  22. Sudano-Sahelian building Inspired by: Great Mosque of Djenn├ę in Mali (built in the 13th century, but reconstructed in 1907) This bui´╗┐lding is a part of a series of 21 buildings built in different architectural styles. Each building is built on one 32x32 baseplate: https://www.flickr.com/photos/66344850@N06/albums/72157708211032315
  23. Moorish building The exterior is inspired by: Patio del Yeso in the Alc├ízar of Seville, Spain (built in the 12th century) The interior is inspired by: Great Mosque of C├│rdoba, Spain (built in 784 with later extensions) This bui´╗┐lding is a part of a series of 21 buildings built in different architectural styles. Each building is built on one 32x32 baseplate: https://www.flickr.com/photos/66344850@N06/albums/72157708211032315

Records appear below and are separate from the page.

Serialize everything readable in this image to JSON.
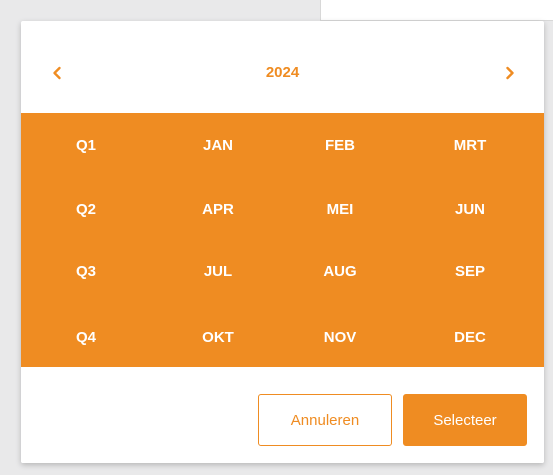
{
  "header": {
    "year": "2024",
    "prev_icon": "chevron-left-icon",
    "next_icon": "chevron-right-icon"
  },
  "grid": {
    "rows": [
      [
        "Q1",
        "JAN",
        "FEB",
        "MRT"
      ],
      [
        "Q2",
        "APR",
        "MEI",
        "JUN"
      ],
      [
        "Q3",
        "JUL",
        "AUG",
        "SEP"
      ],
      [
        "Q4",
        "OKT",
        "NOV",
        "DEC"
      ]
    ]
  },
  "footer": {
    "cancel_label": "Annuleren",
    "select_label": "Selecteer"
  },
  "colors": {
    "accent": "#ef8c22",
    "text_on_accent": "#ffffff",
    "background": "#e9e9ea"
  }
}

  24. Norwegian stave church from the Middle Ages Inspired by: Heddal Stave Church in Norway (built around year 1200) Borgund Stave Church in Norway (built around year 1200) This bui´╗┐lding is a part of a series of 21 buildings built in different architectural styles. Each building is built on one 32x32 baseplate: https://www.flickr.com/photos/66344850@N06/albums/72157708211032315
  25. Russian church Inspired by: Saint Basil's Cathedral in Moscow, Russia (built in 1555-1561) This bui´╗┐lding is a part of a series of 21 buildings built in different architectural styles. Each building is built on one 32x32 baseplate: https://www.flickr.com/photos/66344850@N06/albums/72157708211032315